One final thought on the Imus matter and then I'm going to put it to bed. The blatant racism of Imus's comments was the straw that broke the camels back. Everyone recognized immediately just how wrong that was. But, we have a long way to go with the sexism issue, which was never really dealt with openly in this thing and which is so pervasive in talk radio that it's hard to know where to start.

Listen to any radio talk show discuss Hillary Clinton, Nancy Pelosi or Rosie O'Donnell and tell me if they can stick to substantive disagreements with what they say for more than 30 seconds before they launch into an attack against their looks, their voice, their sexuality--- whatever. I dare you. When the Republican party's cleverest issue framer comes out with a shocking rhetorical clunker like this, you know that there is a serious problem:

FRANK LUNTZ: I always use the line for Nancy Pelosi, "You get one shot at a facelift. If it doesn't work the first time, let it go."

It's stupid, sexist and ultimately self-defeating. It's a recipe for a political backlash and shows just how out of touch many of our culture's most powerful men are on this issue.

But rightwing male idiocy aside, let me just say this: I would hope that no decent person of either party would ever, ever think it was ok to appear on a show where someone says things like this:

"Ain't gonna be so beautiful when the bitch got a bald head and one titty."
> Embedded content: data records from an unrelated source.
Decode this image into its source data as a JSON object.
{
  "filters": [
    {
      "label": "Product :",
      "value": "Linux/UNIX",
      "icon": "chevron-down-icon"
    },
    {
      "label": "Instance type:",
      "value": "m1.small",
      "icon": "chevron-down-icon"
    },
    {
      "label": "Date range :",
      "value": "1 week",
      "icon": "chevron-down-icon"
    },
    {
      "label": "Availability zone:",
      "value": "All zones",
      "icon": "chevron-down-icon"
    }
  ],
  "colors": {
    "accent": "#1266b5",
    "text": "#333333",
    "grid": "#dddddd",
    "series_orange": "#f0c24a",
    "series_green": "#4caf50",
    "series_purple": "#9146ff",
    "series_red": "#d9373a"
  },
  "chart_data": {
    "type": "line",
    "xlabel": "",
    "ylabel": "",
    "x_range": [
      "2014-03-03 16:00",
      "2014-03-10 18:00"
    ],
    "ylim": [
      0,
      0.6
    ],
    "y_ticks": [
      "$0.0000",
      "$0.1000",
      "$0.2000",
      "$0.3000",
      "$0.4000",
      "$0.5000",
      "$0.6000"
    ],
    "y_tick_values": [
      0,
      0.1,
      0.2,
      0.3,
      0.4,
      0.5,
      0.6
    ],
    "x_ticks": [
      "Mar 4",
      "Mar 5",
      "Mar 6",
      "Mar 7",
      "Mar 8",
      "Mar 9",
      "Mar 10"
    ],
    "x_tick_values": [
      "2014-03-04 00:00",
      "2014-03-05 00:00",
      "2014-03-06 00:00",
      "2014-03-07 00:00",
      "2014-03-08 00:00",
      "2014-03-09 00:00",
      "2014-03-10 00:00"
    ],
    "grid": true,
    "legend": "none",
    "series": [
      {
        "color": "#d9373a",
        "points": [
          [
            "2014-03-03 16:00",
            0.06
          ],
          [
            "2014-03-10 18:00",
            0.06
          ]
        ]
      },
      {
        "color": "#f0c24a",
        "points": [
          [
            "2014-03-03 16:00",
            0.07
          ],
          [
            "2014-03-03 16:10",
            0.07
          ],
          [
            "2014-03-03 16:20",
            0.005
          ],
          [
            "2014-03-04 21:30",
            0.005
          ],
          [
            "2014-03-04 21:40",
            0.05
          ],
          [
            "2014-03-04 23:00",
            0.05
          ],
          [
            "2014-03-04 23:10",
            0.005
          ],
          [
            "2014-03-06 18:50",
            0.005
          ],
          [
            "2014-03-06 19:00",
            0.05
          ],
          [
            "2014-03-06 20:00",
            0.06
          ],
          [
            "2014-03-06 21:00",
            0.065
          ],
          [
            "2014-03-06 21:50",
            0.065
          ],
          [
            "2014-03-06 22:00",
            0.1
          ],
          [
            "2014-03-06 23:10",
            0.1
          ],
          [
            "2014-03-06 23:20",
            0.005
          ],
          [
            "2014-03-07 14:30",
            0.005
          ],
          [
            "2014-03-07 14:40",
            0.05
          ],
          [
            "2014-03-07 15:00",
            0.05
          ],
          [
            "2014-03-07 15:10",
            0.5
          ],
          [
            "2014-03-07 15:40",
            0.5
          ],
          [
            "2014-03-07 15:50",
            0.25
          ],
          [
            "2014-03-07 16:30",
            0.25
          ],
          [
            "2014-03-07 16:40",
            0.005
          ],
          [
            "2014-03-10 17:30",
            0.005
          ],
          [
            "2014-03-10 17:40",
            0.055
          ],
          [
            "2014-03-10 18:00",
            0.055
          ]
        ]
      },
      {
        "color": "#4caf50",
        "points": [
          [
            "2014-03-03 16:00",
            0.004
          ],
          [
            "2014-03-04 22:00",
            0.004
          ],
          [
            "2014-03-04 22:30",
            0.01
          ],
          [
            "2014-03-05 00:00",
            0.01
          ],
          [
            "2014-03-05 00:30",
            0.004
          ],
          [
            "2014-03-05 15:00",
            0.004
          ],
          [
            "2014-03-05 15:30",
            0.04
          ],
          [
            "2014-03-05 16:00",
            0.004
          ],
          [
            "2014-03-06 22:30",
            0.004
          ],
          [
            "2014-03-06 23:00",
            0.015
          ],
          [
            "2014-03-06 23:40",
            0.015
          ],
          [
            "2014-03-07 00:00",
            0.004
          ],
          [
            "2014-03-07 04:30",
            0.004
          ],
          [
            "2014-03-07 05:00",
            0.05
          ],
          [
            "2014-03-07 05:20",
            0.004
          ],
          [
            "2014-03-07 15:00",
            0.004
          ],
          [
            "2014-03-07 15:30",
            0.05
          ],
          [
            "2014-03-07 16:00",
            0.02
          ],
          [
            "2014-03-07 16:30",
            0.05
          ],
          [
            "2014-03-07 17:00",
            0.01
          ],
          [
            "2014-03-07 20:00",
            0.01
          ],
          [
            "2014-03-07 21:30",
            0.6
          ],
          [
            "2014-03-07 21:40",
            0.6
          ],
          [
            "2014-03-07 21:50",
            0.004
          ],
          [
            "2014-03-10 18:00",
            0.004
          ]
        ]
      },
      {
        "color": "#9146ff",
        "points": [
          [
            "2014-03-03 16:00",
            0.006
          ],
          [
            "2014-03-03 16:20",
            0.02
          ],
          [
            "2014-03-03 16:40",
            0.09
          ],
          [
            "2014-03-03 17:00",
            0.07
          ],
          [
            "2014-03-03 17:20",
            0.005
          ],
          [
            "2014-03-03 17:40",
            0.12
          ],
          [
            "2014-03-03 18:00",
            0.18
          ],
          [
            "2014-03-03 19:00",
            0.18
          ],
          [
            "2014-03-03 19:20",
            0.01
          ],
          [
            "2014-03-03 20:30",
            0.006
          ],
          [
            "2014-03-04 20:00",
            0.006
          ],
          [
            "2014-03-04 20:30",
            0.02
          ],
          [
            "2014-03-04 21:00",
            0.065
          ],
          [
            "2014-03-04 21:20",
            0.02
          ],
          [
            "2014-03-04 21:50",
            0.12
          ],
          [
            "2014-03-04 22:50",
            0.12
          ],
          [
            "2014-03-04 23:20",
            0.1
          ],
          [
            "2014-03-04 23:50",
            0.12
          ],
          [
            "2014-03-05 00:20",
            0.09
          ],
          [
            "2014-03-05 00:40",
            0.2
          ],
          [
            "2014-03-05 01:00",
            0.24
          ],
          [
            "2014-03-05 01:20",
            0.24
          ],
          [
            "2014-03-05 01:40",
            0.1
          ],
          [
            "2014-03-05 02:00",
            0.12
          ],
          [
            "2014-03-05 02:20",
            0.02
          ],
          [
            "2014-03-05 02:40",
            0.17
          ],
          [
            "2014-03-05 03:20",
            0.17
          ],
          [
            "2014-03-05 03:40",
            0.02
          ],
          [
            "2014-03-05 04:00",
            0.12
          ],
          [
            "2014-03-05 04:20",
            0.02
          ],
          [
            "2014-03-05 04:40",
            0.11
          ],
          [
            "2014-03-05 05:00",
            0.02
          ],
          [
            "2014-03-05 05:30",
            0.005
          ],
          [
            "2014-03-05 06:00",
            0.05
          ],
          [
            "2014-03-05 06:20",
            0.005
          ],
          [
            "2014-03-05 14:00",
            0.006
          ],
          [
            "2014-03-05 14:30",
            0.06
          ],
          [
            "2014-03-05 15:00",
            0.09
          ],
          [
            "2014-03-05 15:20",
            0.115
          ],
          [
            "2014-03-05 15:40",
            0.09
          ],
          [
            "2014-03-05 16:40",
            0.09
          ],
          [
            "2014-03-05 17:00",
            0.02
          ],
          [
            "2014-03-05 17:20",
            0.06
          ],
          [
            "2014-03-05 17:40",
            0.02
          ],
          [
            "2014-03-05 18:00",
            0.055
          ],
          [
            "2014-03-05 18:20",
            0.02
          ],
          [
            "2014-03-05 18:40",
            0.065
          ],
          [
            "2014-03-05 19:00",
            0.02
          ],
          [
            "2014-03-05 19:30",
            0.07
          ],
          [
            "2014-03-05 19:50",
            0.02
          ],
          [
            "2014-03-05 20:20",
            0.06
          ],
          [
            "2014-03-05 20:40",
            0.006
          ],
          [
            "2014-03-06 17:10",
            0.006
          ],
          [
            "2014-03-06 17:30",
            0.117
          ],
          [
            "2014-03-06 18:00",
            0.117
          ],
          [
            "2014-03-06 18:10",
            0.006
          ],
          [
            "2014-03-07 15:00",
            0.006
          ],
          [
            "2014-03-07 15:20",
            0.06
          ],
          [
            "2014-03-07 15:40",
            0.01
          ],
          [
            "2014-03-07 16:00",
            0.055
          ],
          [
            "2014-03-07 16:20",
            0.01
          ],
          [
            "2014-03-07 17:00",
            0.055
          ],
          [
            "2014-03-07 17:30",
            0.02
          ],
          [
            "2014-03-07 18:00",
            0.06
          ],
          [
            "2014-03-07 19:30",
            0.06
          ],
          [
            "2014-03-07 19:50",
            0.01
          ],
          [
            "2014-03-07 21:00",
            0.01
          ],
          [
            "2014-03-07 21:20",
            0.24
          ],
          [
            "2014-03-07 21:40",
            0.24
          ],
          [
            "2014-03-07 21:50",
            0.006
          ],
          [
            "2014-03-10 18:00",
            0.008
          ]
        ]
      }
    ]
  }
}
That wasn't some obscure rap lyric (and I'm not sure I've ever heard a rap lyric quite a horrible as that, and some of them are truly horrible.) That comment about an unnamed famous woman who had announced she had breast cancer (I think it might be Sheryl Crow) was made just two years ago by Imus sidekick Sid Rosenberg and it was recounted in Vanity Fair in January of 2006. I'm pretty sure that all his fans in the media knew all about it --- the piece featured all of them, after all. I find it completely stunning that anyone could find that "charming" or funny or entertaining, who doesn't have a real hatred for women in his or her soul. That is the very definition of misogyny. (And you can throw in a despicable loathing toward the sick and disabled too.) I'm not sure it can go any lower than that.

So, when you get into a discussion with a rightwinger about liberal hatred, and they try to pin Imus and his boys club on us, throw that one out there. I guarantee you that it will be a litmus test of what kind of person you are talking to. I can't believe that people would associate with a man who made his millions saying things like that, no matter how many good deeds he did in his private life to assuage his well deserved guilt. I wish Gwen Ifill had asked old Tim about it today. I'm sure he'd never admit that he knew about it --- but he did. They all did. Of course they did.

This isn't about being "mean." You can be mean and sharp and edgy and even horribly insulting and still have human decency. That indecently sexist comment said everything I ever needed to know about whether Don Imus was a decent person. The kewl kidz just thought it was their pal Don crossing a line (again) and that says a lot about them too. Some things are simply unforgiveable. I still don't get the sense that they understand that.